'''
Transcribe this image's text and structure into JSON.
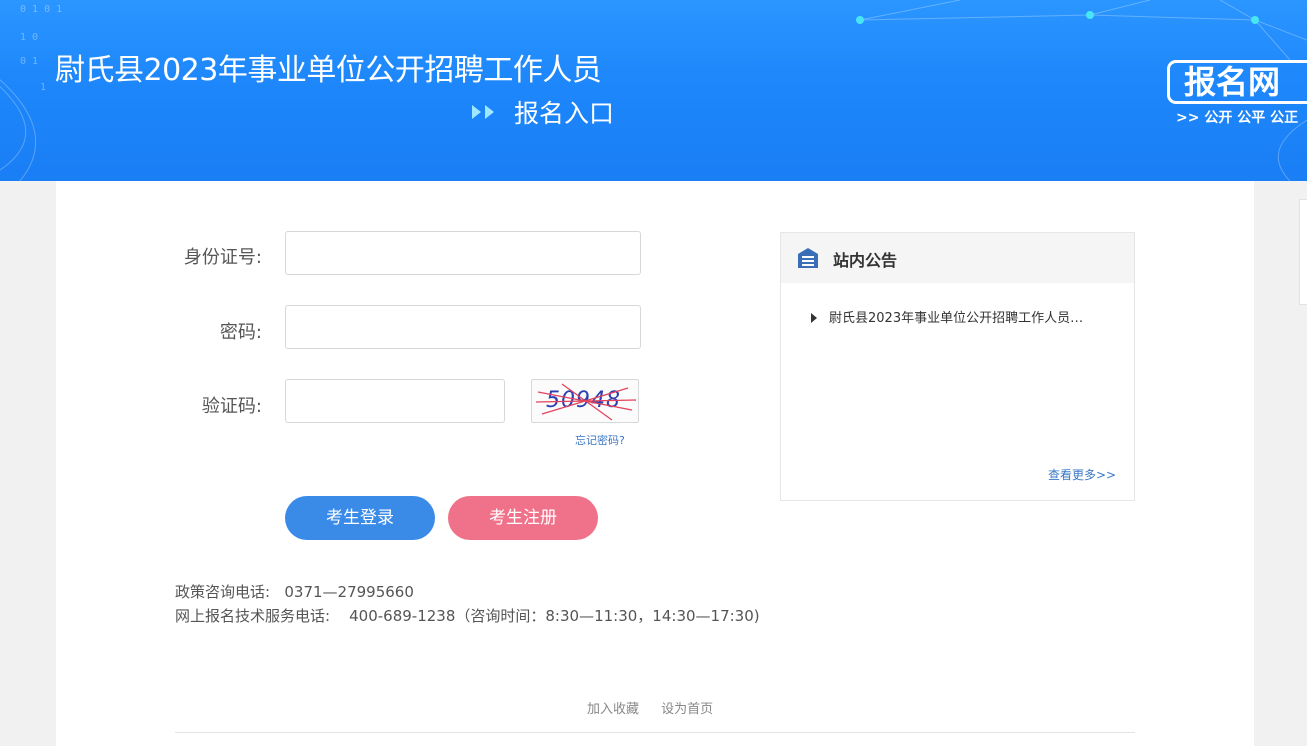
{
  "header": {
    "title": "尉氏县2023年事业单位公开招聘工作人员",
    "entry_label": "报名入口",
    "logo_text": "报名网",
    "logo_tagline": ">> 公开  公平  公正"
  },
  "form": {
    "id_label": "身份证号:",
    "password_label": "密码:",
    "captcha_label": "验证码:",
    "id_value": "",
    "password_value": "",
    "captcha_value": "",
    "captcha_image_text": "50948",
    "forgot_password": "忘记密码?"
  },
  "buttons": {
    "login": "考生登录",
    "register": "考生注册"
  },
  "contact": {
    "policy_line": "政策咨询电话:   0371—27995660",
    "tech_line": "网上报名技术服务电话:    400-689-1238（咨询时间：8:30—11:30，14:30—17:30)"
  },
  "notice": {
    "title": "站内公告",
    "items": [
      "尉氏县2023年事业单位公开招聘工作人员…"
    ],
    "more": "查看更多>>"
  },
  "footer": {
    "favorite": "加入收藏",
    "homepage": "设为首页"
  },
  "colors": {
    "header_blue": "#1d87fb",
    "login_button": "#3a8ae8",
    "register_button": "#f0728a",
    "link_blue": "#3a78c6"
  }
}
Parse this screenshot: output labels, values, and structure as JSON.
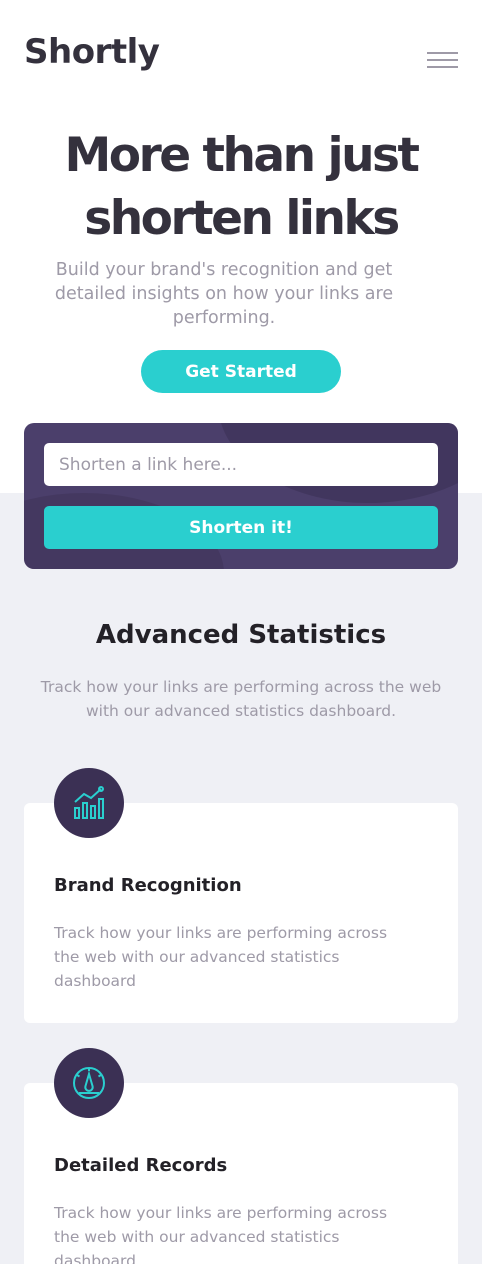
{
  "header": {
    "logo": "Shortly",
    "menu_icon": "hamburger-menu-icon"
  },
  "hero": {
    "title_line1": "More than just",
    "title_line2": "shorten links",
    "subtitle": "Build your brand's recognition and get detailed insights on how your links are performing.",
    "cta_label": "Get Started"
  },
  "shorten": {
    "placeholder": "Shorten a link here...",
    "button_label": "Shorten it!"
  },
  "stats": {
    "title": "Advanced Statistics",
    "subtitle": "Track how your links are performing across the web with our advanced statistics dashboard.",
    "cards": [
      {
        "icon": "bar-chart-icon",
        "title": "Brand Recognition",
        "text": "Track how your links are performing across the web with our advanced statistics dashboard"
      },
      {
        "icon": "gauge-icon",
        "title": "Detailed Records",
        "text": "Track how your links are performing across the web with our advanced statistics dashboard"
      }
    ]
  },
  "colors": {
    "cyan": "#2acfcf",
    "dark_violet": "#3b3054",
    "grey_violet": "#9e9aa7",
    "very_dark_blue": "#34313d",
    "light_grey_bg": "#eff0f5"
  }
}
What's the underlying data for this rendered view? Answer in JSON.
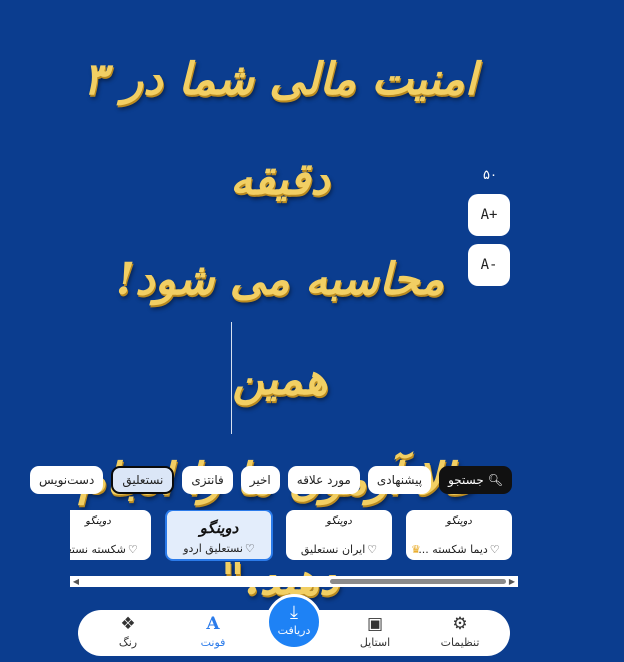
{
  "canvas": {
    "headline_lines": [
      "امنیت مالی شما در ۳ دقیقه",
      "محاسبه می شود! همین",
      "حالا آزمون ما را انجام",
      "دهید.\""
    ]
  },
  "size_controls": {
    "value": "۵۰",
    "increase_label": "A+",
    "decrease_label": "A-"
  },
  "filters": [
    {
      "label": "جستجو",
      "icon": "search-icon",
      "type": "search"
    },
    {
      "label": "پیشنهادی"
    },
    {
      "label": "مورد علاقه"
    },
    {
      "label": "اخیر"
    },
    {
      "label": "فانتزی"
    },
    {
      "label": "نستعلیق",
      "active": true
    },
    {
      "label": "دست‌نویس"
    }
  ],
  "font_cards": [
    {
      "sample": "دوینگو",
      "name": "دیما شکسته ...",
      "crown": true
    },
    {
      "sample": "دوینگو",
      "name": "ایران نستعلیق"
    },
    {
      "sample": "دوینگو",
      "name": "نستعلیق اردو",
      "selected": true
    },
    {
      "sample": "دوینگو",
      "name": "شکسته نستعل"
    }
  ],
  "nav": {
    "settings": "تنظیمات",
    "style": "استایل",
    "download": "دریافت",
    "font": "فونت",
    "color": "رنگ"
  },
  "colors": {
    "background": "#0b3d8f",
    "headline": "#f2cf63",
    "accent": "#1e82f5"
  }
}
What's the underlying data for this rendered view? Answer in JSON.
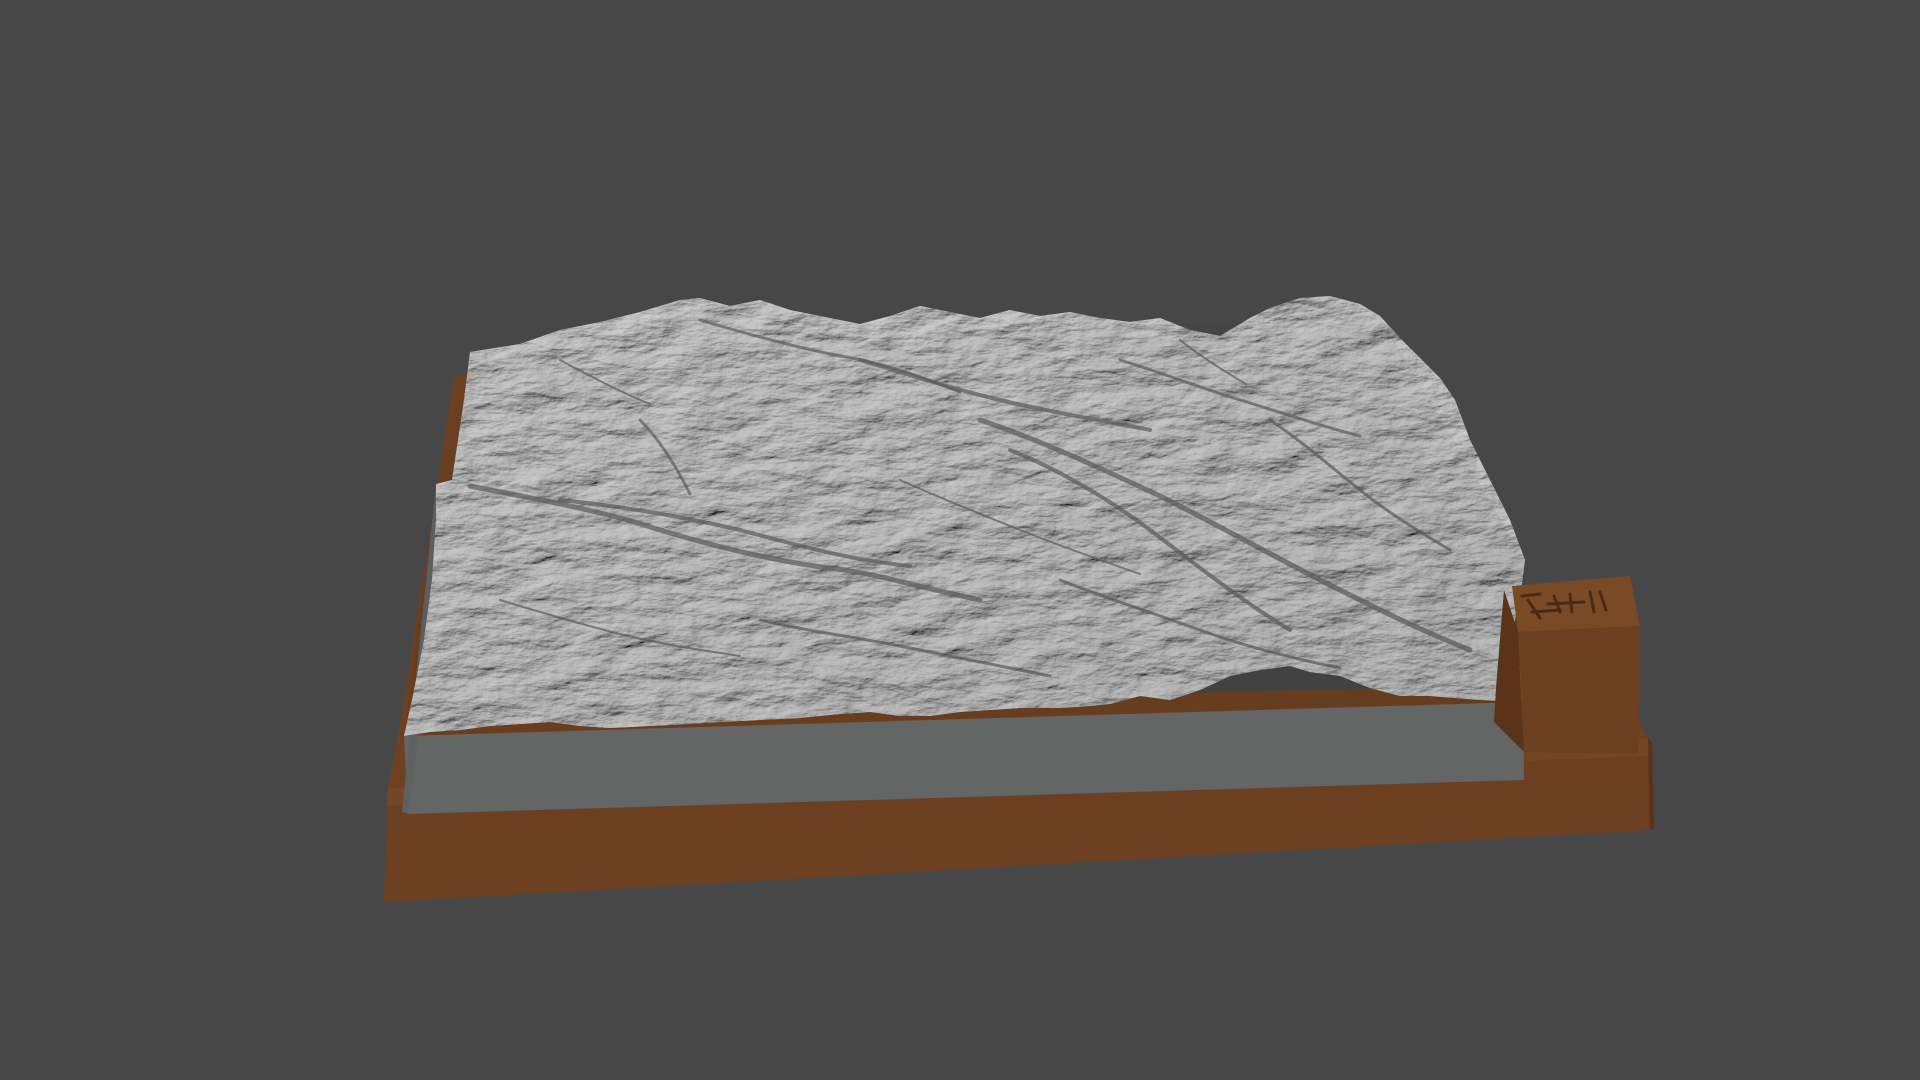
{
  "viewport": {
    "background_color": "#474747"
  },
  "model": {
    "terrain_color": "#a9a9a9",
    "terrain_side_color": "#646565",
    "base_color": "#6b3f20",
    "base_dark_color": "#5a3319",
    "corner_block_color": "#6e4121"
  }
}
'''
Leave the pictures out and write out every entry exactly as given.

Transcribe this image's text and structure into JSON.
{
  "header": {
    "title": "尉氏县2023年事业单位公开招聘工作人员",
    "entry_label": "报名入口",
    "logo_text": "报名网",
    "logo_tagline": ">> 公开  公平  公正"
  },
  "form": {
    "id_label": "身份证号:",
    "password_label": "密码:",
    "captcha_label": "验证码:",
    "id_value": "",
    "password_value": "",
    "captcha_value": "",
    "captcha_image_text": "50948",
    "forgot_password": "忘记密码?"
  },
  "buttons": {
    "login": "考生登录",
    "register": "考生注册"
  },
  "contact": {
    "policy_line": "政策咨询电话:   0371—27995660",
    "tech_line": "网上报名技术服务电话:    400-689-1238（咨询时间：8:30—11:30，14:30—17:30)"
  },
  "notice": {
    "title": "站内公告",
    "items": [
      "尉氏县2023年事业单位公开招聘工作人员…"
    ],
    "more": "查看更多>>"
  },
  "footer": {
    "favorite": "加入收藏",
    "homepage": "设为首页"
  },
  "colors": {
    "header_blue": "#1d87fb",
    "login_button": "#3a8ae8",
    "register_button": "#f0728a",
    "link_blue": "#3a78c6"
  }
}
Parse this screenshot: output labels, values, and structure as JSON.
{
  "header": {
    "logo": "Shortly",
    "menu_icon": "hamburger-menu-icon"
  },
  "hero": {
    "title_line1": "More than just",
    "title_line2": "shorten links",
    "subtitle": "Build your brand's recognition and get detailed insights on how your links are performing.",
    "cta_label": "Get Started"
  },
  "shorten": {
    "placeholder": "Shorten a link here...",
    "button_label": "Shorten it!"
  },
  "stats": {
    "title": "Advanced Statistics",
    "subtitle": "Track how your links are performing across the web with our advanced statistics dashboard.",
    "cards": [
      {
        "icon": "bar-chart-icon",
        "title": "Brand Recognition",
        "text": "Track how your links are performing across the web with our advanced statistics dashboard"
      },
      {
        "icon": "gauge-icon",
        "title": "Detailed Records",
        "text": "Track how your links are performing across the web with our advanced statistics dashboard"
      }
    ]
  },
  "colors": {
    "cyan": "#2acfcf",
    "dark_violet": "#3b3054",
    "grey_violet": "#9e9aa7",
    "very_dark_blue": "#34313d",
    "light_grey_bg": "#eff0f5"
  }
}
What's the underlying data for this rendered view? Answer in JSON.
{
  "canvas": {
    "headline_lines": [
      "امنیت مالی شما در ۳ دقیقه",
      "محاسبه می شود! همین",
      "حالا آزمون ما را انجام",
      "دهید.\""
    ]
  },
  "size_controls": {
    "value": "۵۰",
    "increase_label": "A+",
    "decrease_label": "A-"
  },
  "filters": [
    {
      "label": "جستجو",
      "icon": "search-icon",
      "type": "search"
    },
    {
      "label": "پیشنهادی"
    },
    {
      "label": "مورد علاقه"
    },
    {
      "label": "اخیر"
    },
    {
      "label": "فانتزی"
    },
    {
      "label": "نستعلیق",
      "active": true
    },
    {
      "label": "دست‌نویس"
    }
  ],
  "font_cards": [
    {
      "sample": "دوینگو",
      "name": "دیما شکسته ...",
      "crown": true
    },
    {
      "sample": "دوینگو",
      "name": "ایران نستعلیق"
    },
    {
      "sample": "دوینگو",
      "name": "نستعلیق اردو",
      "selected": true
    },
    {
      "sample": "دوینگو",
      "name": "شکسته نستعل"
    }
  ],
  "nav": {
    "settings": "تنظیمات",
    "style": "استایل",
    "download": "دریافت",
    "font": "فونت",
    "color": "رنگ"
  },
  "colors": {
    "background": "#0b3d8f",
    "headline": "#f2cf63",
    "accent": "#1e82f5"
  }
}
What's the underlying data for this rendered view? Answer in JSON.
{
  "viewport": {
    "background_color": "#474747"
  },
  "model": {
    "terrain_color": "#a9a9a9",
    "terrain_side_color": "#646565",
    "base_color": "#6b3f20",
    "base_dark_color": "#5a3319",
    "corner_block_color": "#6e4121"
  }
}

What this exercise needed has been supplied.